“For me, residential tower blocks are an enduring symbol of Hackney’s history and cultural diversity. Iconic structures such as the Trelawney and Dorset estates represent a brief era of hope, when – despite the crippling austerity of post-war Britain – successive governments made an imperfect but determined effort to address poor housing conditions, and more generally to shift society towards a more egalitarian and collective model.

I also personally feel that the brutal, utilitarian designs of these buildings paradoxically convey a sweeping sense of drama and romance, and so I decided to try to find a way to reflect them in my prints. I started by juxtaposing original shapes and colours, customizing them, and finalizing them with a digital twist.
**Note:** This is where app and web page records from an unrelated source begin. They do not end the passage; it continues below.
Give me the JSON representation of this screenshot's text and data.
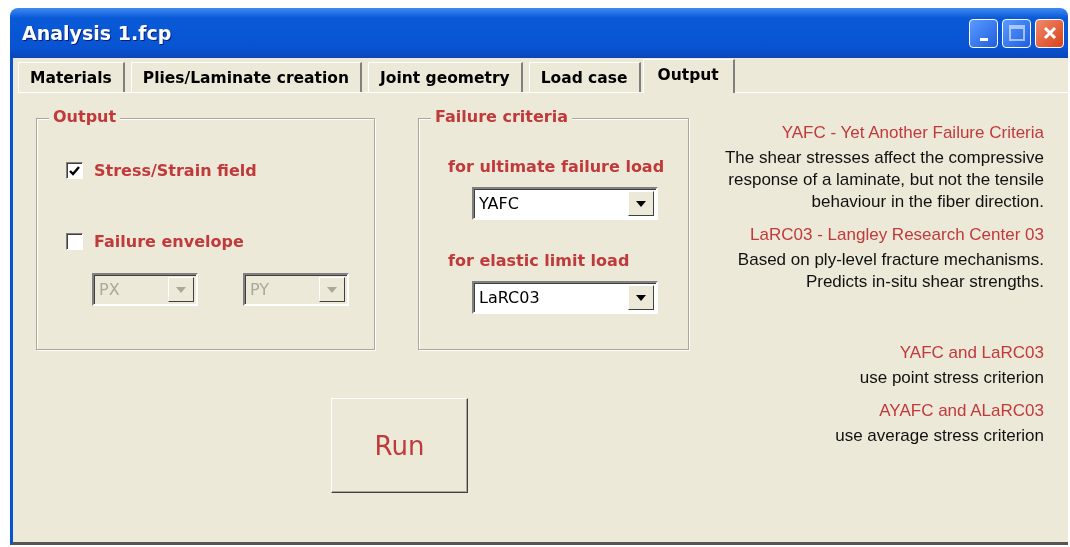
{
  "window": {
    "title": "Analysis 1.fcp",
    "controls": [
      {
        "kind": "minimize"
      },
      {
        "kind": "maximize"
      },
      {
        "kind": "close"
      }
    ]
  },
  "tabs": [
    {
      "label": "Materials",
      "selected": false
    },
    {
      "label": "Plies/Laminate creation",
      "selected": false
    },
    {
      "label": "Joint geometry",
      "selected": false
    },
    {
      "label": "Load case",
      "selected": false
    },
    {
      "label": "Output",
      "selected": true
    }
  ],
  "output_group": {
    "title": "Output",
    "options": [
      {
        "label": "Stress/Strain field",
        "checked": true
      },
      {
        "label": "Failure envelope",
        "checked": false
      }
    ],
    "envelope_axes": [
      {
        "value": "PX",
        "disabled": true
      },
      {
        "value": "PY",
        "disabled": true
      }
    ]
  },
  "criteria_group": {
    "title": "Failure criteria",
    "selectors": [
      {
        "label": "for ultimate failure load",
        "value": "YAFC"
      },
      {
        "label": "for elastic limit load",
        "value": "LaRC03"
      }
    ]
  },
  "run_button": {
    "label": "Run"
  },
  "criteria_notes": [
    {
      "heading": "YAFC - Yet Another Failure Criteria",
      "body": "The shear stresses affect the compressive response of a laminate, but not the tensile behaviour in the fiber direction."
    },
    {
      "heading": "LaRC03 - Langley Research Center 03",
      "body": "Based on ply-level fracture mechanisms. Predicts in-situ shear strengths."
    }
  ],
  "method_notes": [
    {
      "heading": "YAFC and LaRC03",
      "body": "use point stress criterion"
    },
    {
      "heading": "AYAFC and ALaRC03",
      "body": "use average stress criterion"
    }
  ]
}
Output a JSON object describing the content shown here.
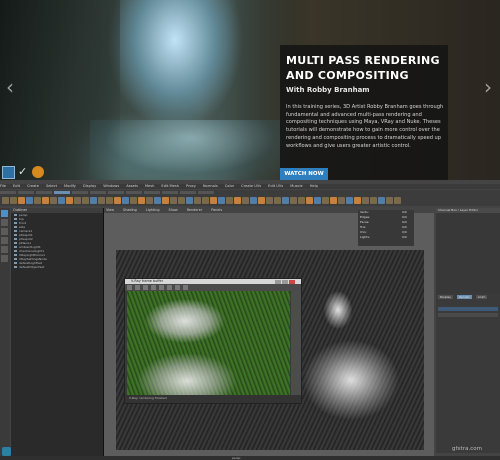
{
  "hero": {
    "title": "MULTI PASS RENDERING AND COMPOSITING",
    "author": "With Robby Branham",
    "description": "In this training series, 3D Artist Robby Branham goes through fundamental and advanced multi-pass rendering and compositing techniques using Maya, VRay and Nuke. Theses tutorials will demonstrate how to gain more control over the rendering and compositing process to dramatically speed up workflows and give users greater artistic control.",
    "cta_label": "WATCH NOW",
    "prev_arrow": "‹",
    "next_arrow": "›",
    "brand_color": "#2e7fbf"
  },
  "maya": {
    "menu_items": [
      "File",
      "Edit",
      "Create",
      "Select",
      "Modify",
      "Display",
      "Windows",
      "Assets",
      "Mesh",
      "Edit Mesh",
      "Proxy",
      "Normals",
      "Color",
      "Create UVs",
      "Edit UVs",
      "Muscle",
      "Help"
    ],
    "viewport_menu": [
      "View",
      "Shading",
      "Lighting",
      "Show",
      "Renderer",
      "Panels"
    ],
    "outliner_title": "Outliner",
    "outliner_rows": [
      "persp",
      "top",
      "front",
      "side",
      "camera1",
      "pTeapot1",
      "pTeapot2",
      "pPlane1",
      "ambientLight1",
      "directionalLight1",
      "VRayLightDome1",
      "VRaySettingsNode",
      "defaultLightSet",
      "defaultObjectSet"
    ],
    "stats": [
      {
        "key": "Verts:",
        "value": "0/0"
      },
      {
        "key": "Edges:",
        "value": "0/0"
      },
      {
        "key": "Faces:",
        "value": "0/0"
      },
      {
        "key": "Tris:",
        "value": "0/0"
      },
      {
        "key": "UVs:",
        "value": "0/0"
      },
      {
        "key": "Lights:",
        "value": "0/0"
      }
    ],
    "render_window_title": "V-Ray frame buffer",
    "render_status": "V-Ray: rendering finished",
    "channel_box_title": "Channel Box / Layer Editor",
    "layer_tabs": [
      "Display",
      "Render",
      "Anim"
    ],
    "help_line": "persp",
    "watermark": "gfxtra.com"
  }
}
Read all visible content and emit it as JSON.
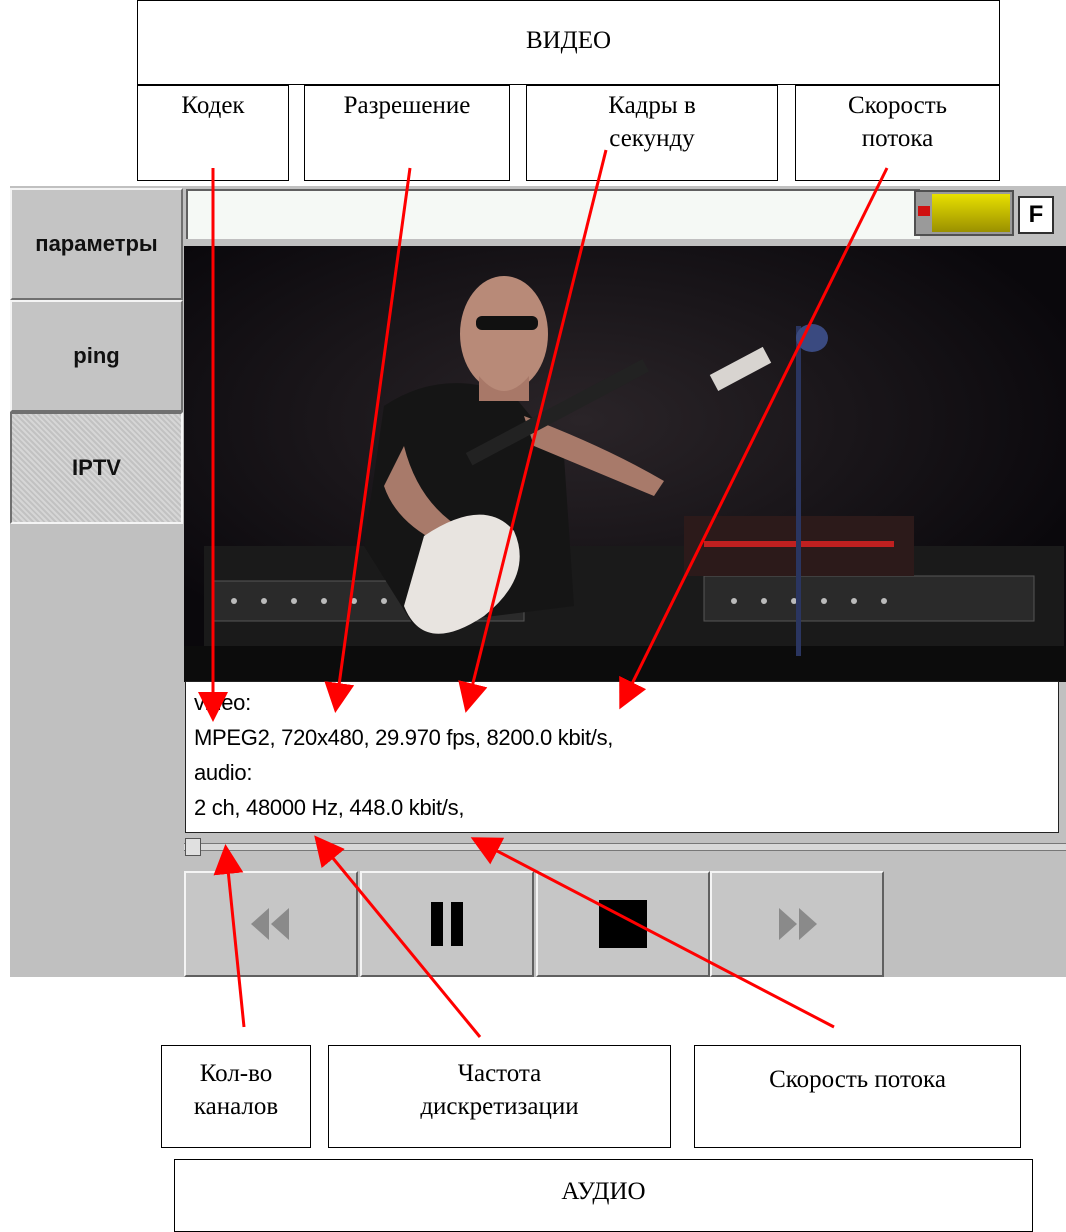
{
  "annotations": {
    "video_title": "ВИДЕО",
    "codec": "Кодек",
    "resolution": "Разрешение",
    "fps_line1": "Кадры в",
    "fps_line2": "секунду",
    "video_bitrate_line1": "Скорость",
    "video_bitrate_line2": "потока",
    "channels_line1": "Кол-во",
    "channels_line2": "каналов",
    "samplerate_line1": "Частота",
    "samplerate_line2": "дискретизации",
    "audio_bitrate": "Скорость потока",
    "audio_title": "АУДИО",
    "arrow_color": "#ff0000"
  },
  "sidebar": {
    "tabs": [
      {
        "label": "параметры",
        "active": false
      },
      {
        "label": "ping",
        "active": false
      },
      {
        "label": "IPTV",
        "active": true
      }
    ]
  },
  "toolbar": {
    "f_button": "F",
    "level_color": "#d8d000"
  },
  "info": {
    "video_label": "video:",
    "video_details": "MPEG2, 720x480, 29.970 fps, 8200.0 kbit/s,",
    "audio_label": "audio:",
    "audio_details": "2 ch, 48000 Hz, 448.0 kbit/s,"
  },
  "playback": {
    "progress": 0.0,
    "buttons": [
      {
        "name": "rewind",
        "icon": "rewind-icon",
        "enabled": false
      },
      {
        "name": "pause",
        "icon": "pause-icon",
        "enabled": true
      },
      {
        "name": "stop",
        "icon": "stop-icon",
        "enabled": true
      },
      {
        "name": "forward",
        "icon": "fast-forward-icon",
        "enabled": false
      }
    ]
  }
}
It was a truly fascinating undertaking to combine prints, drawings, and photographs to form something striking and original.

Once I had an idea of how to transfer my initial concepts onto fabric and paper, I became curious about the history and stories behind my chosen buildings; I am truly grateful for the amazing background research my architect friend Greta Jonsson has performed, using the Hackney Archive and other sources.

As a textile fashion designer, I always aim to create pieces that are beautiful to look at but also beautiful to wear. I therefore decided that the items I create should be a nexus of art, photography, and fashion, which is why I have designed a collection of scarves, wall hangings, and photography.
I hope that I have manged to capture some of the beautiful and positive elements of the Hackney we all love.”

Tinatin Westwood, founder and designer of Boutiqa